Published January 2011
Hardcover, 320 pages
Lucy Wu is a third-generation Chinese girl in sixth grade who is very good at basketball, prefers Italian food to traditional Chinese and can't wait to finally have her own room when her sister goes to college. But then she find out that Yi Po, her grandmother's long-lost sister is coming for a few months and will be staying in her room. To top it off, she's bullied at school by a girl who doesn't want her on the basketball team, and her parents make her go to Chinese school.
Although Lucy has a chip on her shoulder and is sometimes rude, she is likable and acts like a kid her age. The author does a super job of developing all the characters in this story but especially Lucy and Yi Po, who I really liked. It was interesting to see the elements the author uses to develop their relationship and that of Talent, the annoying know-it-all other Chinese girl in her school. This made me appreciate the values Lucy learns and stands up for.
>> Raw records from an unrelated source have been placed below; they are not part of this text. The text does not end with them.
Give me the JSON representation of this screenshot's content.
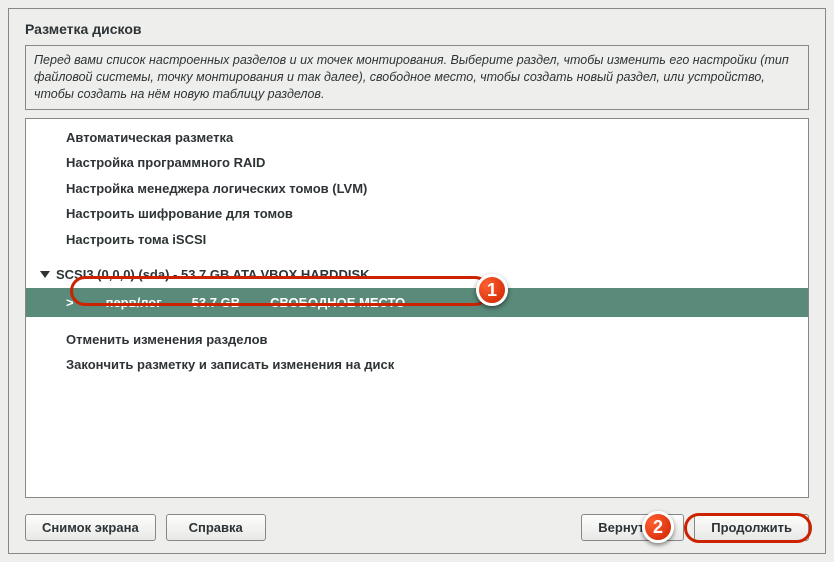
{
  "window": {
    "title": "Разметка дисков"
  },
  "description": "Перед вами список настроенных разделов и их точек монтирования. Выберите раздел, чтобы изменить его настройки (тип файловой системы, точку монтирования и так далее), свободное место, чтобы создать новый раздел, или устройство, чтобы создать на нём новую таблицу разделов.",
  "menu": {
    "guided": "Автоматическая разметка",
    "raid": "Настройка программного RAID",
    "lvm": "Настройка менеджера логических томов (LVM)",
    "encrypt": "Настроить шифрование для томов",
    "iscsi": "Настроить тома iSCSI"
  },
  "disk": {
    "header": "SCSI3 (0,0,0) (sda) - 53.7 GB ATA VBOX HARDDISK",
    "partition": {
      "arrow": ">",
      "type": "перв/лог",
      "size": "53.7 GB",
      "label": "СВОБОДНОЕ МЕСТО"
    }
  },
  "actions": {
    "undo": "Отменить изменения разделов",
    "finish": "Закончить разметку и записать изменения на диск"
  },
  "buttons": {
    "screenshot": "Снимок экрана",
    "help": "Справка",
    "back": "Вернуться",
    "continue": "Продолжить"
  },
  "callouts": {
    "one": "1",
    "two": "2"
  }
}
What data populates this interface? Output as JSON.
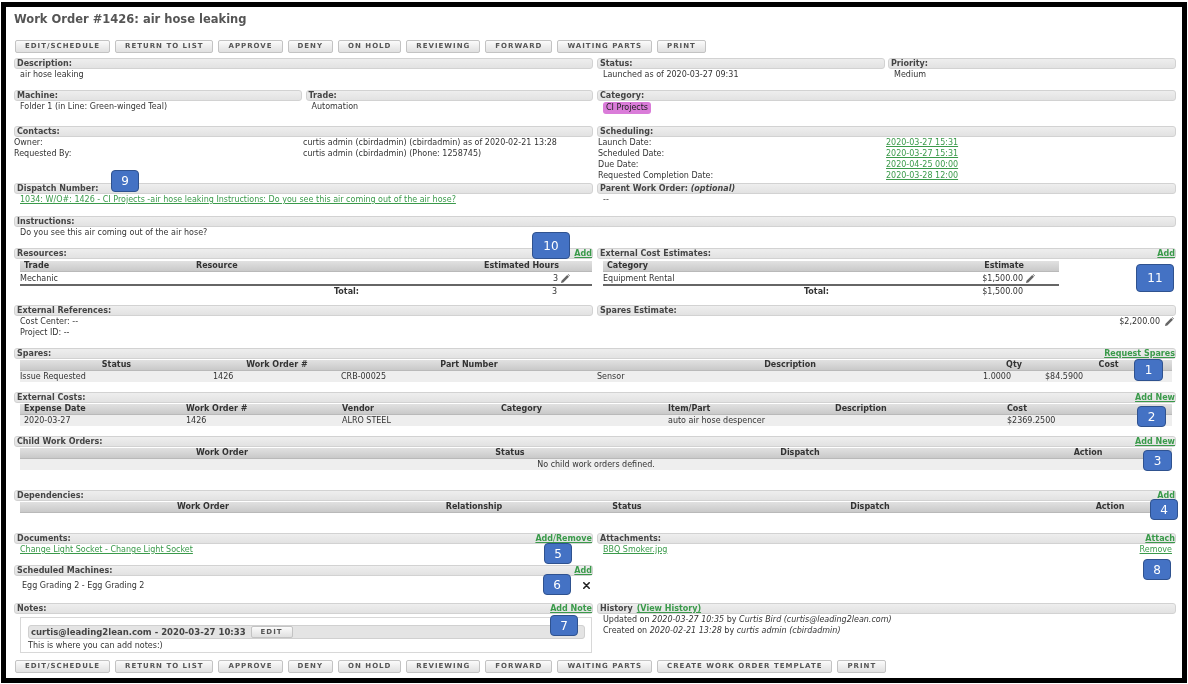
{
  "page_title": "Work Order #1426: air hose leaking",
  "top_buttons": [
    "EDIT/SCHEDULE",
    "RETURN TO LIST",
    "APPROVE",
    "DENY",
    "ON HOLD",
    "REVIEWING",
    "FORWARD",
    "WAITING PARTS",
    "PRINT"
  ],
  "description": {
    "label": "Description:",
    "value": "air hose leaking"
  },
  "status": {
    "label": "Status:",
    "value": "Launched as of 2020-03-27 09:31"
  },
  "priority": {
    "label": "Priority:",
    "value": "Medium"
  },
  "machine": {
    "label": "Machine:",
    "value": "Folder 1 (in Line: Green-winged Teal)"
  },
  "trade": {
    "label": "Trade:",
    "value": "Automation"
  },
  "category": {
    "label": "Category:",
    "tag": "CI Projects",
    "color": "#da7cd9"
  },
  "contacts": {
    "label": "Contacts:",
    "fields": [
      {
        "name": "Owner:",
        "value": "curtis admin (cbirdadmin) (cbirdadmin) as of 2020-02-21 13:28"
      },
      {
        "name": "Requested By:",
        "value": "curtis admin (cbirdadmin) (Phone: 1258745)"
      }
    ]
  },
  "scheduling": {
    "label": "Scheduling:",
    "fields": [
      {
        "name": "Launch Date:",
        "value": "2020-03-27 15:31"
      },
      {
        "name": "Scheduled Date:",
        "value": "2020-03-27 15:31"
      },
      {
        "name": "Due Date:",
        "value": "2020-04-25 00:00"
      },
      {
        "name": "Requested Completion Date:",
        "value": "2020-03-28 12:00"
      }
    ]
  },
  "dispatch_number": {
    "label": "Dispatch Number:",
    "link": "1034: W/O#: 1426 - CI Projects -air hose leaking Instructions: Do you see this air coming out of the air hose?"
  },
  "parent_work_order": {
    "label": "Parent Work Order: *(optional)*",
    "value": "--"
  },
  "instructions": {
    "label": "Instructions:",
    "value": "Do you see this air coming out of the air hose?"
  },
  "resources": {
    "label": "Resources:",
    "action": "Add",
    "columns": [
      "Trade",
      "Resource",
      "Estimated Hours"
    ],
    "rows": [
      {
        "trade": "Mechanic",
        "hours": "3"
      }
    ],
    "total_label": "Total:",
    "total": "3"
  },
  "external_cost_estimates": {
    "label": "External Cost Estimates:",
    "action": "Add",
    "columns": [
      "Category",
      "Estimate"
    ],
    "rows": [
      {
        "category": "Equipment Rental",
        "estimate": "$1,500.00"
      }
    ],
    "total_label": "Total:",
    "total": "$1,500.00"
  },
  "external_references": {
    "label": "External References:",
    "lines": [
      "Cost Center: --",
      "Project ID: --"
    ]
  },
  "spares_estimate": {
    "label": "Spares Estimate:",
    "value": "$2,200.00"
  },
  "spares": {
    "label": "Spares:",
    "action": "Request Spares",
    "columns": [
      "Status",
      "Work Order #",
      "Part Number",
      "Description",
      "Qty",
      "Cost"
    ],
    "rows": [
      {
        "status": "Issue Requested",
        "work_order": "1426",
        "part_number": "CRB-00025",
        "description": "Sensor",
        "qty": "1.0000",
        "cost": "$84.5900"
      }
    ]
  },
  "external_costs": {
    "label": "External Costs:",
    "action": "Add New",
    "columns": [
      "Expense Date",
      "Work Order #",
      "Vendor",
      "Category",
      "Item/Part",
      "Description",
      "Cost"
    ],
    "rows": [
      {
        "expense_date": "2020-03-27",
        "work_order": "1426",
        "vendor": "ALRO STEEL",
        "item_part": "auto air hose despencer",
        "cost": "$2369.2500"
      }
    ]
  },
  "child_work_orders": {
    "label": "Child Work Orders:",
    "action": "Add New",
    "columns": [
      "Work Order",
      "Status",
      "Dispatch",
      "Action"
    ],
    "empty_message": "No child work orders defined."
  },
  "dependencies": {
    "label": "Dependencies:",
    "action": "Add",
    "columns": [
      "Work Order",
      "Relationship",
      "Status",
      "Dispatch",
      "Action"
    ]
  },
  "documents": {
    "label": "Documents:",
    "action": "Add/Remove",
    "links": [
      "Change Light Socket - Change Light Socket"
    ]
  },
  "attachments": {
    "label": "Attachments:",
    "action": "Attach",
    "files": [
      {
        "name": "BBQ Smoker.jpg",
        "action": "Remove"
      }
    ]
  },
  "scheduled_machines": {
    "label": "Scheduled Machines:",
    "action": "Add",
    "items": [
      "Egg Grading 2 - Egg Grading 2"
    ]
  },
  "notes": {
    "label": "Notes:",
    "action": "Add Note",
    "entries": [
      {
        "author": "curtis@leading2lean.com - 2020-03-27 10:33",
        "button": "EDIT",
        "text": "This is where you can add notes:)"
      }
    ]
  },
  "history": {
    "label": "History",
    "link": "(View History)",
    "entries": [
      "Updated on *2020-03-27 10:35* by *Curtis Bird (curtis@leading2lean.com)*",
      "Created on *2020-02-21 13:28* by *curtis admin (cbirdadmin)*"
    ]
  },
  "bottom_buttons": [
    "EDIT/SCHEDULE",
    "RETURN TO LIST",
    "APPROVE",
    "DENY",
    "ON HOLD",
    "REVIEWING",
    "FORWARD",
    "WAITING PARTS",
    "CREATE WORK ORDER TEMPLATE",
    "PRINT"
  ],
  "callouts": [
    {
      "label": "9"
    },
    {
      "label": "10"
    },
    {
      "label": "11"
    },
    {
      "label": "1"
    },
    {
      "label": "2"
    },
    {
      "label": "3"
    },
    {
      "label": "4"
    },
    {
      "label": "5"
    },
    {
      "label": "8"
    },
    {
      "label": "6"
    },
    {
      "label": "7"
    }
  ]
}
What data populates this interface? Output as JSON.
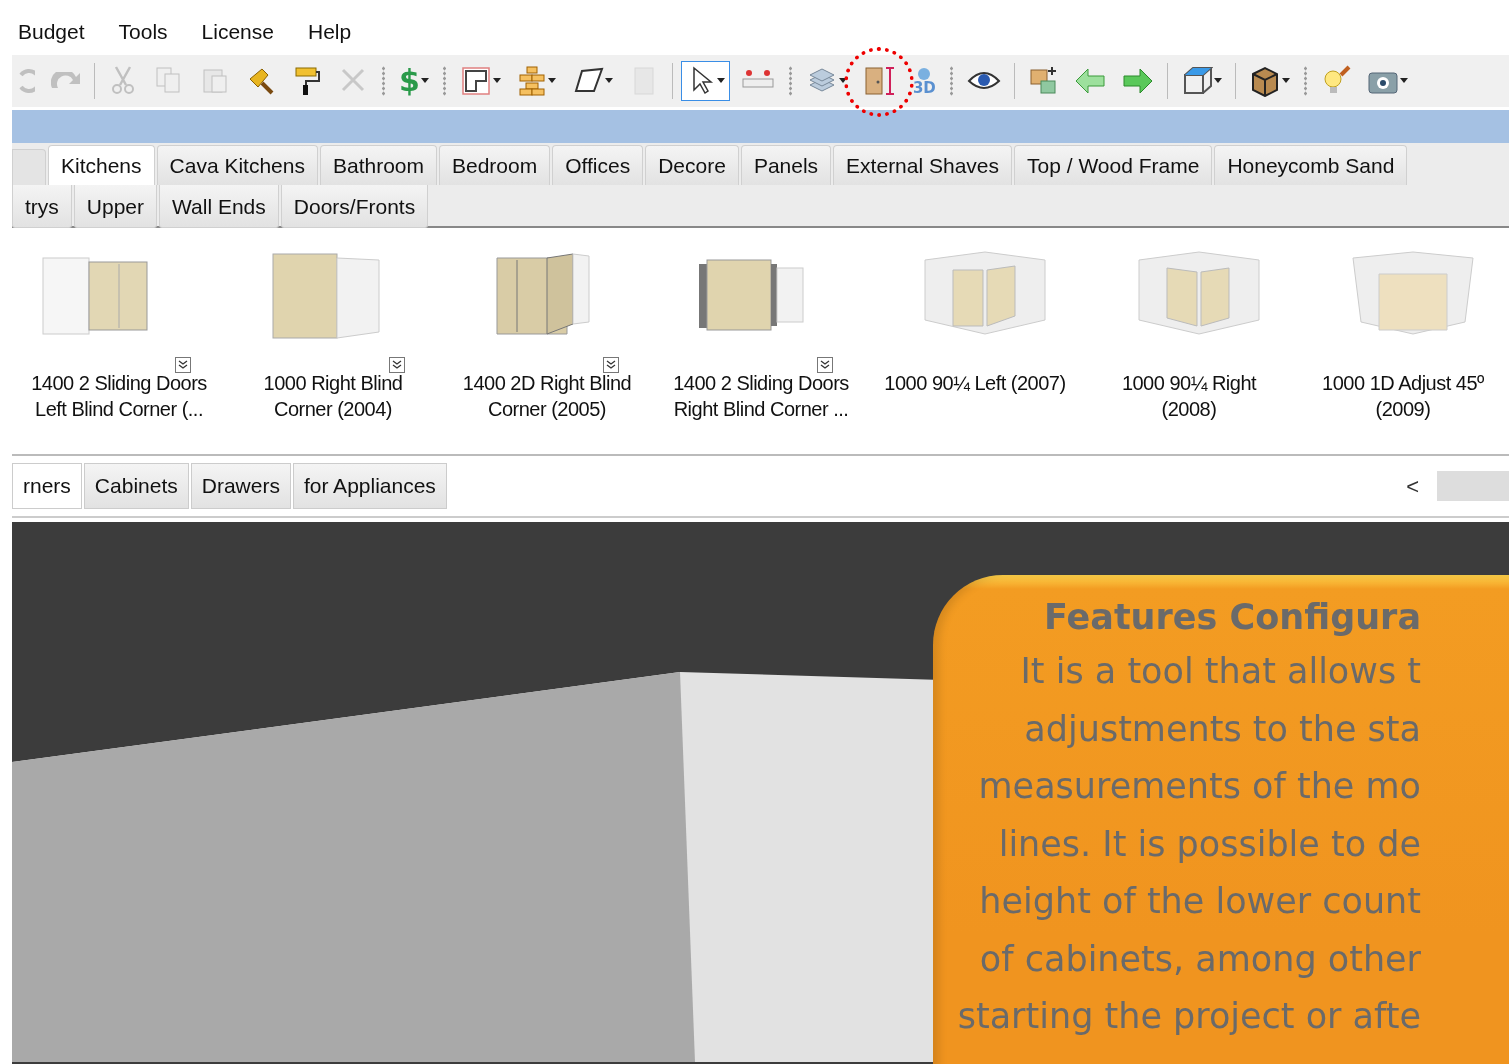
{
  "menu": [
    "Budget",
    "Tools",
    "License",
    "Help"
  ],
  "toolbar": [
    {
      "kind": "button",
      "dropdown": false,
      "disabled": true,
      "selected": false,
      "circled": false
    },
    {
      "kind": "button",
      "dropdown": false,
      "disabled": true,
      "selected": false,
      "circled": false
    },
    {
      "kind": "separator"
    },
    {
      "kind": "button",
      "dropdown": false,
      "disabled": true,
      "selected": false,
      "circled": false
    },
    {
      "kind": "button",
      "dropdown": false,
      "disabled": true,
      "selected": false,
      "circled": false
    },
    {
      "kind": "button",
      "dropdown": false,
      "disabled": true,
      "selected": false,
      "circled": false
    },
    {
      "kind": "button",
      "dropdown": false,
      "disabled": false,
      "selected": false,
      "circled": false
    },
    {
      "kind": "button",
      "dropdown": false,
      "disabled": false,
      "selected": false,
      "circled": false
    },
    {
      "kind": "button",
      "dropdown": false,
      "disabled": true,
      "selected": false,
      "circled": false
    },
    {
      "kind": "grip"
    },
    {
      "kind": "button",
      "dropdown": true,
      "disabled": false,
      "selected": false,
      "circled": false,
      "label": "$"
    },
    {
      "kind": "grip"
    },
    {
      "kind": "button",
      "dropdown": true,
      "disabled": false,
      "selected": false,
      "circled": false
    },
    {
      "kind": "button",
      "dropdown": true,
      "disabled": false,
      "selected": false,
      "circled": false
    },
    {
      "kind": "button",
      "dropdown": true,
      "disabled": false,
      "selected": false,
      "circled": false
    },
    {
      "kind": "button",
      "dropdown": false,
      "disabled": true,
      "selected": false,
      "circled": false
    },
    {
      "kind": "separator"
    },
    {
      "kind": "button",
      "dropdown": true,
      "disabled": false,
      "selected": true,
      "circled": false
    },
    {
      "kind": "button",
      "dropdown": false,
      "disabled": false,
      "selected": false,
      "circled": false
    },
    {
      "kind": "grip"
    },
    {
      "kind": "button",
      "dropdown": true,
      "disabled": false,
      "selected": false,
      "circled": false
    },
    {
      "kind": "button",
      "dropdown": false,
      "disabled": false,
      "selected": false,
      "circled": true
    },
    {
      "kind": "button",
      "dropdown": false,
      "disabled": false,
      "selected": false,
      "circled": false,
      "label": "3D"
    },
    {
      "kind": "grip"
    },
    {
      "kind": "button",
      "dropdown": false,
      "disabled": false,
      "selected": false,
      "circled": false
    },
    {
      "kind": "separator"
    },
    {
      "kind": "button",
      "dropdown": false,
      "disabled": false,
      "selected": false,
      "circled": false
    },
    {
      "kind": "button",
      "dropdown": false,
      "disabled": false,
      "selected": false,
      "circled": false
    },
    {
      "kind": "button",
      "dropdown": false,
      "disabled": false,
      "selected": false,
      "circled": false
    },
    {
      "kind": "separator"
    },
    {
      "kind": "button",
      "dropdown": true,
      "disabled": false,
      "selected": false,
      "circled": false
    },
    {
      "kind": "separator"
    },
    {
      "kind": "button",
      "dropdown": true,
      "disabled": false,
      "selected": false,
      "circled": false
    },
    {
      "kind": "grip"
    },
    {
      "kind": "button",
      "dropdown": false,
      "disabled": false,
      "selected": false,
      "circled": false
    },
    {
      "kind": "button",
      "dropdown": true,
      "disabled": false,
      "selected": false,
      "circled": false
    }
  ],
  "category_tabs": [
    {
      "label": "Kitchens",
      "selected": true
    },
    {
      "label": "Cava Kitchens",
      "selected": false
    },
    {
      "label": "Bathroom",
      "selected": false
    },
    {
      "label": "Bedroom",
      "selected": false
    },
    {
      "label": "Offices",
      "selected": false
    },
    {
      "label": "Decore",
      "selected": false
    },
    {
      "label": "Panels",
      "selected": false
    },
    {
      "label": "External Shaves",
      "selected": false
    },
    {
      "label": "Top / Wood Frame",
      "selected": false
    },
    {
      "label": "Honeycomb Sand",
      "selected": false
    }
  ],
  "subcategory_tabs": [
    {
      "label": "trys",
      "selected": false
    },
    {
      "label": "Upper",
      "selected": false
    },
    {
      "label": "Wall Ends",
      "selected": false
    },
    {
      "label": "Doors/Fronts",
      "selected": false
    }
  ],
  "gallery": [
    {
      "label": "1400 2 Sliding Doors\nLeft Blind Corner (...",
      "expandable": true
    },
    {
      "label": "1000 Right Blind\nCorner (2004)",
      "expandable": true
    },
    {
      "label": "1400 2D Right Blind\nCorner (2005)",
      "expandable": true
    },
    {
      "label": "1400 2 Sliding Doors\nRight Blind Corner ...",
      "expandable": true
    },
    {
      "label": "1000 90¼ Left (2007)",
      "expandable": false
    },
    {
      "label": "1000 90¼ Right\n(2008)",
      "expandable": false
    },
    {
      "label": "1000 1D Adjust 45º\n(2009)",
      "expandable": false
    }
  ],
  "group_tabs": [
    {
      "label": "rners",
      "selected": true
    },
    {
      "label": "Cabinets",
      "selected": false
    },
    {
      "label": "Drawers",
      "selected": false
    },
    {
      "label": "for Appliances",
      "selected": false
    }
  ],
  "scroll_left": "<",
  "callout": {
    "title": "Features Configura",
    "lines": [
      "It is a tool that allows t",
      "adjustments to the sta",
      "measurements of the mo",
      "lines. It is possible to de",
      "height of the lower count",
      "of cabinets, among other",
      "starting the project or afte"
    ]
  }
}
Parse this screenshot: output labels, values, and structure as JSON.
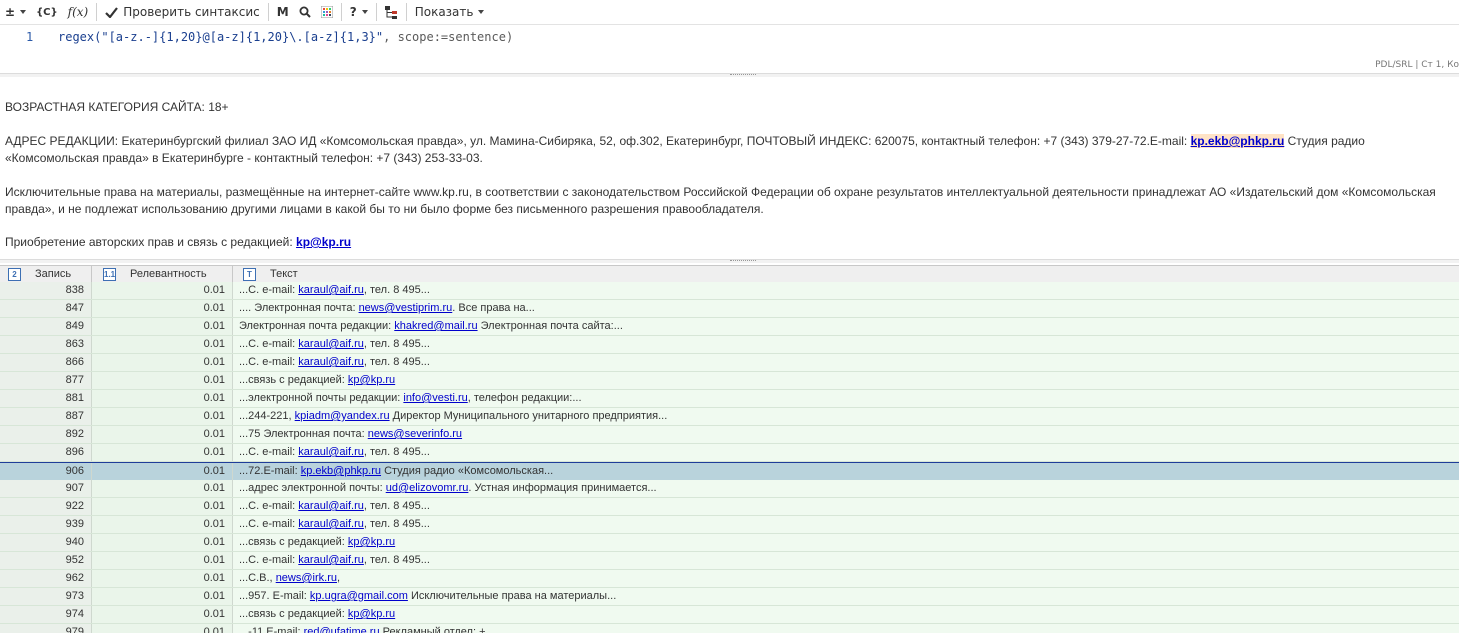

My daughter and I learned more about the Chinese culture and some of the awful things the people in China endured during the war and Japanese invasion. But we also had a few good laughs when Lucy used the wrong tone and messed up her Chinese words. The story flows well and comes to a great ending. My daughter loves when all the plot strings are tied at the end.
We found this book to be fun, heart-warming, educational and perfect for middle-graders who sometimes struggle with their cultural background. Although Lucy was Chinese, my daughter and I could certainly relate as second- and third-generation Italians. Highly recommended for any tween who likes sports, has immigrant parents or grandparents and wants to read a good book.
I will count this book toward the following challenges: Middle Grade Challenge